§ Directions: A word-for-word restatement of every entry is what is needed here.

App and web page records:

____________

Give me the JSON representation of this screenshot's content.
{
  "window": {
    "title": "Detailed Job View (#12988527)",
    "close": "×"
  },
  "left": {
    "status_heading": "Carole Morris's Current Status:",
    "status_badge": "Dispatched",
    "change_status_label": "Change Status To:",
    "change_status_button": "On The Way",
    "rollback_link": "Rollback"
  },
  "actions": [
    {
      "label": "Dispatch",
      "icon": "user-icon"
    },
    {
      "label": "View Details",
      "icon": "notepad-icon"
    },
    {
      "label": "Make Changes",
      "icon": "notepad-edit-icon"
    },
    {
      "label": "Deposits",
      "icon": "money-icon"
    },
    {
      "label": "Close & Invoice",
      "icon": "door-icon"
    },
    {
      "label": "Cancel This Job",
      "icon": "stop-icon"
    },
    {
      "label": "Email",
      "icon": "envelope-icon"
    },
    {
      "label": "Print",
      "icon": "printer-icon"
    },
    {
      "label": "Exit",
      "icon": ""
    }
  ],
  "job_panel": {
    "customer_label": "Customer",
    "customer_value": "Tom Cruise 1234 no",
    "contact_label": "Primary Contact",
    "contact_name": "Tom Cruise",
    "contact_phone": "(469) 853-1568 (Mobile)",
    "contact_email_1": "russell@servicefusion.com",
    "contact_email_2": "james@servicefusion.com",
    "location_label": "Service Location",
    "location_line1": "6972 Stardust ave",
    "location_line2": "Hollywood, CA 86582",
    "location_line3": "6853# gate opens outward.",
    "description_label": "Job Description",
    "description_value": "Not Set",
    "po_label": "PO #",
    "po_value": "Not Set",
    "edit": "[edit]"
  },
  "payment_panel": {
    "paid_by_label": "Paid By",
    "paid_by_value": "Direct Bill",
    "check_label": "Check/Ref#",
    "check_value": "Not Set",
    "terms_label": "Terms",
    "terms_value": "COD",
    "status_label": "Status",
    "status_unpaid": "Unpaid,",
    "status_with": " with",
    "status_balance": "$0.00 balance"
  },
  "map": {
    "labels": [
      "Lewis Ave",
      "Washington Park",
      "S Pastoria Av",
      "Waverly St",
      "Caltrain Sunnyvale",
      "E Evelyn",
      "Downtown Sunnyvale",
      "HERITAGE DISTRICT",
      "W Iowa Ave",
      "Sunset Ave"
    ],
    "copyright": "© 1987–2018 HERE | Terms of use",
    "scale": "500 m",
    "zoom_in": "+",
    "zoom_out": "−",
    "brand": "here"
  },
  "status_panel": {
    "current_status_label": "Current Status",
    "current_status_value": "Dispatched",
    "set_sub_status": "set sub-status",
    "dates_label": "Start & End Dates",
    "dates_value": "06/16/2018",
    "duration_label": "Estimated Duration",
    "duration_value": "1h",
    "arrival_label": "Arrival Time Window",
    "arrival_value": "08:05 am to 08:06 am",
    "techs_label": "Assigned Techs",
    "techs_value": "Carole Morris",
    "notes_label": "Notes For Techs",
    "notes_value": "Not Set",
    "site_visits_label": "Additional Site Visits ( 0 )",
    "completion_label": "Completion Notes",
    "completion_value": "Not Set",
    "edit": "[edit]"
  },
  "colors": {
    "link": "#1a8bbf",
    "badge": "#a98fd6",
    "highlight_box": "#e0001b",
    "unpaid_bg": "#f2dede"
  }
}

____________

§ Problem solution:
Give me the JSON representation of this screenshot's content.
{
  "window": {
    "title": "Detailed Job View (#12988527)",
    "close": "×"
  },
  "left": {
    "status_heading": "Carole Morris's Current Status:",
    "status_badge": "Dispatched",
    "change_status_label": "Change Status To:",
    "change_status_button": "On The Way",
    "rollback_link": "Rollback"
  },
  "actions": [
    {
      "label": "Dispatch",
      "icon": "user-icon"
    },
    {
      "label": "View Details",
      "icon": "notepad-icon"
    },
    {
      "label": "Make Changes",
      "icon": "notepad-edit-icon"
    },
    {
      "label": "Deposits",
      "icon": "money-icon"
    },
    {
      "label": "Close & Invoice",
      "icon": "door-icon"
    },
    {
      "label": "Cancel This Job",
      "icon": "stop-icon"
    },
    {
      "label": "Email",
      "icon": "envelope-icon"
    },
    {
      "label": "Print",
      "icon": "printer-icon"
    },
    {
      "label": "Exit",
      "icon": ""
    }
  ],
  "job_panel": {
    "customer_label": "Customer",
    "customer_value": "Tom Cruise 1234 no",
    "contact_label": "Primary Contact",
    "contact_name": "Tom Cruise",
    "contact_phone": "(469) 853-1568 (Mobile)",
    "contact_email_1": "russell@servicefusion.com",
    "contact_email_2": "james@servicefusion.com",
    "location_label": "Service Location",
    "location_line1": "6972 Stardust ave",
    "location_line2": "Hollywood, CA 86582",
    "location_line3": "6853# gate opens outward.",
    "description_label": "Job Description",
    "description_value": "Not Set",
    "po_label": "PO #",
    "po_value": "Not Set",
    "edit": "[edit]"
  },
  "payment_panel": {
    "paid_by_label": "Paid By",
    "paid_by_value": "Direct Bill",
    "check_label": "Check/Ref#",
    "check_value": "Not Set",
    "terms_label": "Terms",
    "terms_value": "COD",
    "status_label": "Status",
    "status_unpaid": "Unpaid,",
    "status_with": " with",
    "status_balance": "$0.00 balance"
  },
  "map": {
    "labels": [
      "Lewis Ave",
      "Washington Park",
      "S Pastoria Av",
      "Waverly St",
      "Caltrain Sunnyvale",
      "E Evelyn",
      "Downtown Sunnyvale",
      "HERITAGE DISTRICT",
      "W Iowa Ave",
      "Sunset Ave"
    ],
    "copyright": "© 1987–2018 HERE | Terms of use",
    "scale": "500 m",
    "zoom_in": "+",
    "zoom_out": "−",
    "brand": "here"
  },
  "status_panel": {
    "current_status_label": "Current Status",
    "current_status_value": "Dispatched",
    "set_sub_status": "set sub-status",
    "dates_label": "Start & End Dates",
    "dates_value": "06/16/2018",
    "duration_label": "Estimated Duration",
    "duration_value": "1h",
    "arrival_label": "Arrival Time Window",
    "arrival_value": "08:05 am to 08:06 am",
    "techs_label": "Assigned Techs",
    "techs_value": "Carole Morris",
    "notes_label": "Notes For Techs",
    "notes_value": "Not Set",
    "site_visits_label": "Additional Site Visits ( 0 )",
    "completion_label": "Completion Notes",
    "completion_value": "Not Set",
    "edit": "[edit]"
  },
  "colors": {
    "link": "#1a8bbf",
    "badge": "#a98fd6",
    "highlight_box": "#e0001b",
    "unpaid_bg": "#f2dede"
  }
}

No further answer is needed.